### RECORDS FOR THE TASK
───
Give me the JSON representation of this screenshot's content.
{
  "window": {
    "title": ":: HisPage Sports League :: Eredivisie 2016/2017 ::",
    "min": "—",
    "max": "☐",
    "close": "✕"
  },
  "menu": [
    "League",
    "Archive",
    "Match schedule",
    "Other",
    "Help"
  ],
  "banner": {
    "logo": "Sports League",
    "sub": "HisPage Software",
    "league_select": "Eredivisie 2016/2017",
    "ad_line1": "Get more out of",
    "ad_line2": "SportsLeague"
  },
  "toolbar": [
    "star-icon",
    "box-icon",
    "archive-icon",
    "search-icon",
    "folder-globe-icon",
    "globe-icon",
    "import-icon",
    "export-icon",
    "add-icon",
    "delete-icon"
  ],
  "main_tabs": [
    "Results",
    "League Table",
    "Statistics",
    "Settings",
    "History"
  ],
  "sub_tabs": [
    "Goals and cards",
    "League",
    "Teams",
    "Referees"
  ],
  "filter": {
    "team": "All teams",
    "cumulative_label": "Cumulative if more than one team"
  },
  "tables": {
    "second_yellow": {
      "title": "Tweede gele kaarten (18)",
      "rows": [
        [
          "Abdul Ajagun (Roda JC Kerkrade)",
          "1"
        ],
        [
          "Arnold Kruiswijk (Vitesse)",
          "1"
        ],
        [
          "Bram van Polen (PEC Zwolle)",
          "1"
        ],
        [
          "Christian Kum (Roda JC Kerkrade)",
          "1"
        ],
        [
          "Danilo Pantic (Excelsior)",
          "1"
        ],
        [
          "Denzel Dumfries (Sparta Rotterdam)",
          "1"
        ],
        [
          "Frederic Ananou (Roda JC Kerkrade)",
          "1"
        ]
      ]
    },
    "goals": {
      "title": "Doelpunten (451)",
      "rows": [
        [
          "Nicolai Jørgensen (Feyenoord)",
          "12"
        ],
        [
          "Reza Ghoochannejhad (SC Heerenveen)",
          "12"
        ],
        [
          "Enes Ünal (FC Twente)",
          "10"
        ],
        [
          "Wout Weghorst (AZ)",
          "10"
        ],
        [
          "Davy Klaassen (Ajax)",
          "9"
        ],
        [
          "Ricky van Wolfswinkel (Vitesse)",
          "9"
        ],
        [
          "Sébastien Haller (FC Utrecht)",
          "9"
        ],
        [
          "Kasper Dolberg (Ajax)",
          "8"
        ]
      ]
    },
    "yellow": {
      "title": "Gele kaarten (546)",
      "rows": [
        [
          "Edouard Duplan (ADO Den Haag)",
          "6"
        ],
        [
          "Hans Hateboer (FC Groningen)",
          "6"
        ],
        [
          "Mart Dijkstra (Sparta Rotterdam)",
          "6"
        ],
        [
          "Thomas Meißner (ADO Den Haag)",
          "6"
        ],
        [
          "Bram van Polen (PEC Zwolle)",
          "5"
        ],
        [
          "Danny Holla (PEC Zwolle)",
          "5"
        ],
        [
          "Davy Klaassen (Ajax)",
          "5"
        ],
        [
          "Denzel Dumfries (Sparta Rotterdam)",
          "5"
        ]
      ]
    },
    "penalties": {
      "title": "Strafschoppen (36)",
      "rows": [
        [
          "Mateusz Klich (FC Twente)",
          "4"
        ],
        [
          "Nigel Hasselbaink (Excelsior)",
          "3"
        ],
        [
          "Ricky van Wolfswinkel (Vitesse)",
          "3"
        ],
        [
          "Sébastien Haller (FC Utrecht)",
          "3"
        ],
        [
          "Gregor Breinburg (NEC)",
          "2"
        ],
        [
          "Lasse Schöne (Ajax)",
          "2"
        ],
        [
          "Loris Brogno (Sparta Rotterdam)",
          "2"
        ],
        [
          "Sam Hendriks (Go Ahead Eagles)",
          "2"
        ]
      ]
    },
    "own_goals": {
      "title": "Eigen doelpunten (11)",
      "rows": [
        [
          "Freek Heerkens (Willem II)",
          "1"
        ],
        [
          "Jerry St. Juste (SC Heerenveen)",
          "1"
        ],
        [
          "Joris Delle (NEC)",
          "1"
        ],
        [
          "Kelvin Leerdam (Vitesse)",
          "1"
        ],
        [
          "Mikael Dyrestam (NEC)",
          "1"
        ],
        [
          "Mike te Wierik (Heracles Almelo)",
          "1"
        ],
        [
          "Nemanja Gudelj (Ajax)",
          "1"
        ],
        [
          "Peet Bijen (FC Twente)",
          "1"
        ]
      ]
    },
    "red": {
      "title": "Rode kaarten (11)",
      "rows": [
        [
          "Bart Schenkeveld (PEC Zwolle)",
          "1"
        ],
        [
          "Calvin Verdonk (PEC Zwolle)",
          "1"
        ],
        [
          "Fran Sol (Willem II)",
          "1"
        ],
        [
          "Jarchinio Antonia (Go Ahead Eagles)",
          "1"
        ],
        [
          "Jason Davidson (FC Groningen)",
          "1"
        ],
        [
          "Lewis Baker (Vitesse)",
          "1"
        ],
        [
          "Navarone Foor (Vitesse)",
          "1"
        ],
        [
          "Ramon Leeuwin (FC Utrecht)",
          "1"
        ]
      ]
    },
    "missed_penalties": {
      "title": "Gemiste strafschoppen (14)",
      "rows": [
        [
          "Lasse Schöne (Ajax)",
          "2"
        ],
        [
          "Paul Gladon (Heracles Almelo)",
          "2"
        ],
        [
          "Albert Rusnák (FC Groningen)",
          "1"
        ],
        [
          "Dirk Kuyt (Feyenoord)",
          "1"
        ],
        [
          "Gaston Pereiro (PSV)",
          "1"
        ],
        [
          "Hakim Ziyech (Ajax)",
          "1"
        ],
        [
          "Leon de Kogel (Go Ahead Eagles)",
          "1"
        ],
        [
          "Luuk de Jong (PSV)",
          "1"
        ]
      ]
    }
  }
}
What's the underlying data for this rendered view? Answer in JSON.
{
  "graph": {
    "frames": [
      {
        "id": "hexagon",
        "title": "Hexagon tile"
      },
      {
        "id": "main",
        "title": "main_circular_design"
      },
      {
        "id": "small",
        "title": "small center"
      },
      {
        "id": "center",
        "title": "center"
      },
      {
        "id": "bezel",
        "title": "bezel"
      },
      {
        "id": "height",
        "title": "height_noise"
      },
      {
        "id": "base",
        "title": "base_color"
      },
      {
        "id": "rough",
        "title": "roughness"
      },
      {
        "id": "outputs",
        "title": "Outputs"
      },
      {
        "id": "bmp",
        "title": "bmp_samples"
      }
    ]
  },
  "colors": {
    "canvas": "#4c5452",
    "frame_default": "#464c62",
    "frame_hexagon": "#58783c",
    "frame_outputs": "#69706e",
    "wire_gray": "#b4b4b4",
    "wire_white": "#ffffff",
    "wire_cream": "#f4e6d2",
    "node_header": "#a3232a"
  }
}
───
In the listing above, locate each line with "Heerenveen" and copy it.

          "Reza Ghoochannejhad (SC Heerenveen)",
          "Jerry St. Juste (SC Heerenveen)",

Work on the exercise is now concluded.